The word "starry" occurs in some lines of the data. Return each such line.

+++ Data provided +++

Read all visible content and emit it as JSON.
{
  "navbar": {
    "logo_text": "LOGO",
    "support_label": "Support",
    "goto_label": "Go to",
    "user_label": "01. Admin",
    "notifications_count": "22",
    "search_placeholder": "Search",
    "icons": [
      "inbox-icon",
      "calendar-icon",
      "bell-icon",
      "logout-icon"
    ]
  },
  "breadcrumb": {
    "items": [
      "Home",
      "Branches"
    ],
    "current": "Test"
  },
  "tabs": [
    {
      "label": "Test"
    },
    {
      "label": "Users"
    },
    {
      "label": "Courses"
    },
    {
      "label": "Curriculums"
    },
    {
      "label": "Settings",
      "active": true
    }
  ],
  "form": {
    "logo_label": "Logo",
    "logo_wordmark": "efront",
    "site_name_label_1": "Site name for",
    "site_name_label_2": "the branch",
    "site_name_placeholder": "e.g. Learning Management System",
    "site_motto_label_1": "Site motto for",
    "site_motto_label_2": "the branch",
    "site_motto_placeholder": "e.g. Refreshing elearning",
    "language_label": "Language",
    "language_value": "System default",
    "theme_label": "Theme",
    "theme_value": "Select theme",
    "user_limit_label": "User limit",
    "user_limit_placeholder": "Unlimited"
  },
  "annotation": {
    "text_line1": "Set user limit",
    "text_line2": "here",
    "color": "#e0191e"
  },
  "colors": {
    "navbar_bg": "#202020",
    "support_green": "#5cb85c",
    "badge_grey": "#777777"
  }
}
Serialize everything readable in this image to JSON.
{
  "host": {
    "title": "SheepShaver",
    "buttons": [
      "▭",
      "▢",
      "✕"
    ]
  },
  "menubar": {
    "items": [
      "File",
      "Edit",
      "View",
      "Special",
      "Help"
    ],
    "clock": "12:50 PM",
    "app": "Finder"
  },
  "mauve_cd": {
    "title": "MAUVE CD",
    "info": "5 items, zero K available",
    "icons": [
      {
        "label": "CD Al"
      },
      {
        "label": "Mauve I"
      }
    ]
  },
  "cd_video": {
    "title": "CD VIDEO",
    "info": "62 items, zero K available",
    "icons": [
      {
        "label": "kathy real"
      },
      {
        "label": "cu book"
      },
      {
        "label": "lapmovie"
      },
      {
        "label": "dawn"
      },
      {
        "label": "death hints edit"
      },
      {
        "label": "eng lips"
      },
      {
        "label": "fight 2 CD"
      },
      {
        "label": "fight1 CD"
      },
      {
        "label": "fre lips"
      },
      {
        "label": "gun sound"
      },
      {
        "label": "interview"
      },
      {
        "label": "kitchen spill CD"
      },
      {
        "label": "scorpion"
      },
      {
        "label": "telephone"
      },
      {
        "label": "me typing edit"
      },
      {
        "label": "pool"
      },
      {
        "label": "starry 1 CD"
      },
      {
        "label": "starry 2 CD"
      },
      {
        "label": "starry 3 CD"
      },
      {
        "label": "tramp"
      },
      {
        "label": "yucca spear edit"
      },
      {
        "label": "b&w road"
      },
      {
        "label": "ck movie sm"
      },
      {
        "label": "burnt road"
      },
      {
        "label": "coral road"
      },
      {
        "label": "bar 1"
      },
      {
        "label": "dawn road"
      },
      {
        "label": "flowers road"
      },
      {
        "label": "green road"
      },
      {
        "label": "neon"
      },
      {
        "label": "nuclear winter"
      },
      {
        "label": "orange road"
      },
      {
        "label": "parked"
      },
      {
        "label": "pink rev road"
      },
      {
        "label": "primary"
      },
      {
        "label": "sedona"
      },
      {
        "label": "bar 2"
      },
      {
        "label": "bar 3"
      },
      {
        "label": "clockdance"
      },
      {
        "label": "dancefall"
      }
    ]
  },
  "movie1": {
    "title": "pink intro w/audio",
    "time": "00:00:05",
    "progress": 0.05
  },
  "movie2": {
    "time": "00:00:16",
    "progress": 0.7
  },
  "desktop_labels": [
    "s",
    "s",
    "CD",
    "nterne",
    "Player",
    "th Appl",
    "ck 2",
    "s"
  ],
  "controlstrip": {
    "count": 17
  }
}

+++

- **Output for this exercise**
        "label": "starry 1 CD"
        "label": "starry 2 CD"
        "label": "starry 3 CD"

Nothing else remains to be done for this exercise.